== What to produce ==
In this exercise, set down every entry that follows exactly as it appears.

== Data for this exercise ==
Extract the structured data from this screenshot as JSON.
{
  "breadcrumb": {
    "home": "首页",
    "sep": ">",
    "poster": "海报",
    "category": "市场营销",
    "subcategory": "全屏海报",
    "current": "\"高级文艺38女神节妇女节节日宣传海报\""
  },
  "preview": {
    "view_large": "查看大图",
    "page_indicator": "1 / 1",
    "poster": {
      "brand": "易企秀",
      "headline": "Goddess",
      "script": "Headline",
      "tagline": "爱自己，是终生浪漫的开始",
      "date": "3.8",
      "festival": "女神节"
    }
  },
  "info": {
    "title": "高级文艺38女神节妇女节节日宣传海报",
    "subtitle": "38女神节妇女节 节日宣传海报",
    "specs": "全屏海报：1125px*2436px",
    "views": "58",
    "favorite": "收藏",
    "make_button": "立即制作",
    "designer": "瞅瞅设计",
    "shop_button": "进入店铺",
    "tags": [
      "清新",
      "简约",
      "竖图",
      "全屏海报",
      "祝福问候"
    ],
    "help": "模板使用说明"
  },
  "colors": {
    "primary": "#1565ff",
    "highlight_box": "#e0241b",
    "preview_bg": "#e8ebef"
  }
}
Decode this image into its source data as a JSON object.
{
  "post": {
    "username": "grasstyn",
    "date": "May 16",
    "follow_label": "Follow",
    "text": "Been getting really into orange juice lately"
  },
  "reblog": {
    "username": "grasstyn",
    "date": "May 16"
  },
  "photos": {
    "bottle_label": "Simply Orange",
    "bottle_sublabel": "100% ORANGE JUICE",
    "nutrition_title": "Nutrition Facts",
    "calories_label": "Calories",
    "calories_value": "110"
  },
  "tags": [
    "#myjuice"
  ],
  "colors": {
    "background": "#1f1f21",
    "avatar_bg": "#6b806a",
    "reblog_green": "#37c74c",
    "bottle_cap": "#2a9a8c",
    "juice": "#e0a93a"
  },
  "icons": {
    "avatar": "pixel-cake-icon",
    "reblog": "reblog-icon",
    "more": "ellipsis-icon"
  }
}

== Result ==
Extract the structured data from this screenshot as JSON.
{
  "breadcrumb": {
    "home": "首页",
    "sep": ">",
    "poster": "海报",
    "category": "市场营销",
    "subcategory": "全屏海报",
    "current": "\"高级文艺38女神节妇女节节日宣传海报\""
  },
  "preview": {
    "view_large": "查看大图",
    "page_indicator": "1 / 1",
    "poster": {
      "brand": "易企秀",
      "headline": "Goddess",
      "script": "Headline",
      "tagline": "爱自己，是终生浪漫的开始",
      "date": "3.8",
      "festival": "女神节"
    }
  },
  "info": {
    "title": "高级文艺38女神节妇女节节日宣传海报",
    "subtitle": "38女神节妇女节 节日宣传海报",
    "specs": "全屏海报：1125px*2436px",
    "views": "58",
    "favorite": "收藏",
    "make_button": "立即制作",
    "designer": "瞅瞅设计",
    "shop_button": "进入店铺",
    "tags": [
      "清新",
      "简约",
      "竖图",
      "全屏海报",
      "祝福问候"
    ],
    "help": "模板使用说明"
  },
  "colors": {
    "primary": "#1565ff",
    "highlight_box": "#e0241b",
    "preview_bg": "#e8ebef"
  }
}
Decode this image into its source data as a JSON object.
{
  "post": {
    "username": "grasstyn",
    "date": "May 16",
    "follow_label": "Follow",
    "text": "Been getting really into orange juice lately"
  },
  "reblog": {
    "username": "grasstyn",
    "date": "May 16"
  },
  "photos": {
    "bottle_label": "Simply Orange",
    "bottle_sublabel": "100% ORANGE JUICE",
    "nutrition_title": "Nutrition Facts",
    "calories_label": "Calories",
    "calories_value": "110"
  },
  "tags": [
    "#myjuice"
  ],
  "colors": {
    "background": "#1f1f21",
    "avatar_bg": "#6b806a",
    "reblog_green": "#37c74c",
    "bottle_cap": "#2a9a8c",
    "juice": "#e0a93a"
  },
  "icons": {
    "avatar": "pixel-cake-icon",
    "reblog": "reblog-icon",
    "more": "ellipsis-icon"
  }
}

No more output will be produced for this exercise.